#### [GOAL OF THE EXERCISE]
This exercise calls for all the entries that follow to be set down exactly, without their images.

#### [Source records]
•••••

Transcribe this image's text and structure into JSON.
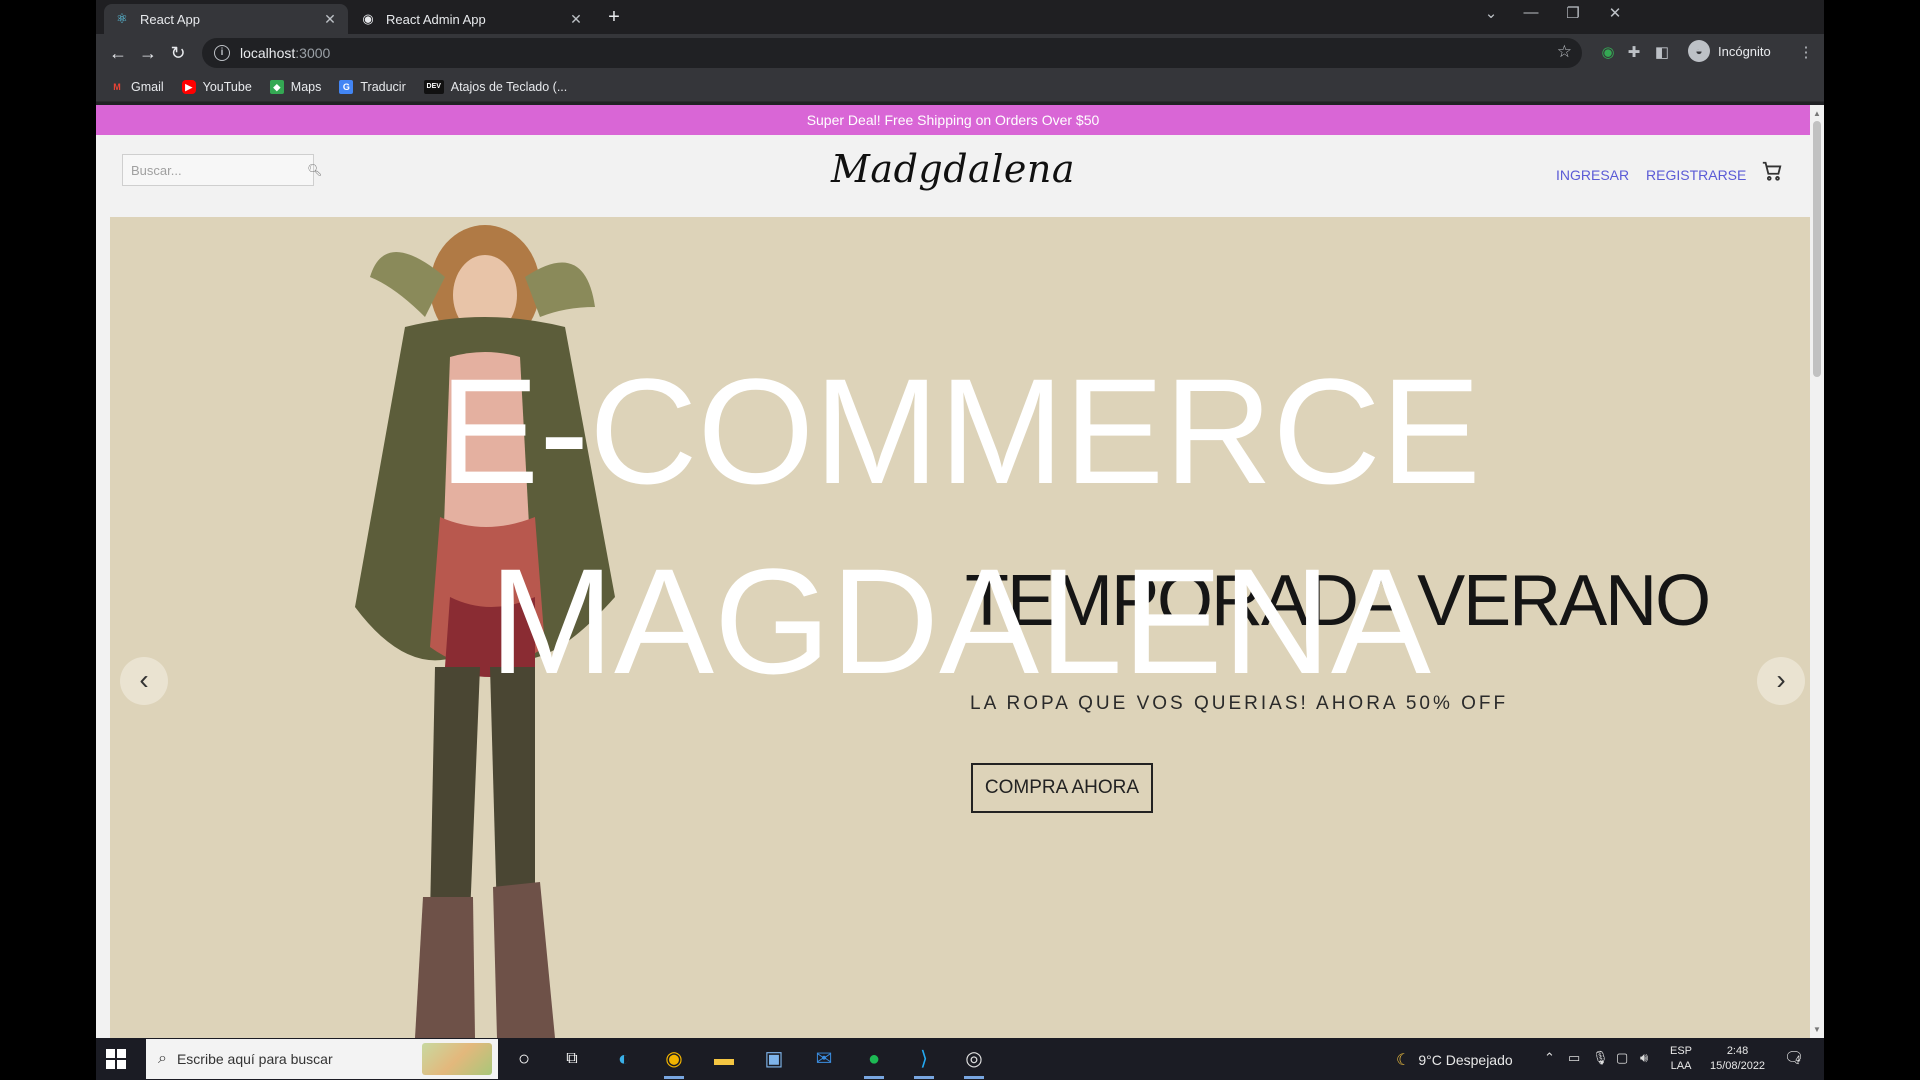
{
  "browser": {
    "tabs": [
      {
        "title": "React App",
        "active": true
      },
      {
        "title": "React Admin App",
        "active": false
      }
    ],
    "new_tab_icon": "plus",
    "url_host": "localhost",
    "url_port": ":3000",
    "profile_label": "Incógnito",
    "bookmarks": [
      {
        "label": "Gmail",
        "icon": "gmail-icon",
        "color": "#ea4335"
      },
      {
        "label": "YouTube",
        "icon": "youtube-icon",
        "color": "#ff0000"
      },
      {
        "label": "Maps",
        "icon": "maps-icon",
        "color": "#34a853"
      },
      {
        "label": "Traducir",
        "icon": "translate-icon",
        "color": "#4285f4"
      },
      {
        "label": "Atajos de Teclado (...",
        "icon": "dev-icon",
        "color": "#111111"
      }
    ]
  },
  "site": {
    "announcement": "Super Deal! Free Shipping on Orders Over $50",
    "search_placeholder": "Buscar...",
    "logo": "Madgdalena",
    "nav": {
      "login": "INGRESAR",
      "register": "REGISTRARSE"
    },
    "slide": {
      "title": "TEMPORADA VERANO",
      "description": "LA ROPA QUE VOS QUERIAS! AHORA 50% OFF",
      "button": "COMPRA AHORA",
      "background": "#ddd3b9"
    },
    "overlay_line1": "E-COMMERCE",
    "overlay_line2": "MAGDALENA",
    "accent_color": "#d966d6",
    "link_color": "#5b5bd6"
  },
  "taskbar": {
    "search_placeholder": "Escribe aquí para buscar",
    "apps": [
      "cortana",
      "task-view",
      "edge",
      "chrome",
      "file-explorer",
      "store",
      "mail",
      "spotify",
      "vscode",
      "other-app"
    ],
    "weather": "9°C  Despejado",
    "lang_top": "ESP",
    "lang_bottom": "LAA",
    "time": "2:48",
    "date": "15/08/2022",
    "notifications": "4"
  }
}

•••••

#### [WRITTEN REPLY]
Transcribe this image's text and structure into JSON.
{
  "browser": {
    "tabs": [
      {
        "title": "React App",
        "active": true
      },
      {
        "title": "React Admin App",
        "active": false
      }
    ],
    "new_tab_icon": "plus",
    "url_host": "localhost",
    "url_port": ":3000",
    "profile_label": "Incógnito",
    "bookmarks": [
      {
        "label": "Gmail",
        "icon": "gmail-icon",
        "color": "#ea4335"
      },
      {
        "label": "YouTube",
        "icon": "youtube-icon",
        "color": "#ff0000"
      },
      {
        "label": "Maps",
        "icon": "maps-icon",
        "color": "#34a853"
      },
      {
        "label": "Traducir",
        "icon": "translate-icon",
        "color": "#4285f4"
      },
      {
        "label": "Atajos de Teclado (...",
        "icon": "dev-icon",
        "color": "#111111"
      }
    ]
  },
  "site": {
    "announcement": "Super Deal! Free Shipping on Orders Over $50",
    "search_placeholder": "Buscar...",
    "logo": "Madgdalena",
    "nav": {
      "login": "INGRESAR",
      "register": "REGISTRARSE"
    },
    "slide": {
      "title": "TEMPORADA VERANO",
      "description": "LA ROPA QUE VOS QUERIAS! AHORA 50% OFF",
      "button": "COMPRA AHORA",
      "background": "#ddd3b9"
    },
    "overlay_line1": "E-COMMERCE",
    "overlay_line2": "MAGDALENA",
    "accent_color": "#d966d6",
    "link_color": "#5b5bd6"
  },
  "taskbar": {
    "search_placeholder": "Escribe aquí para buscar",
    "apps": [
      "cortana",
      "task-view",
      "edge",
      "chrome",
      "file-explorer",
      "store",
      "mail",
      "spotify",
      "vscode",
      "other-app"
    ],
    "weather": "9°C  Despejado",
    "lang_top": "ESP",
    "lang_bottom": "LAA",
    "time": "2:48",
    "date": "15/08/2022",
    "notifications": "4"
  }
}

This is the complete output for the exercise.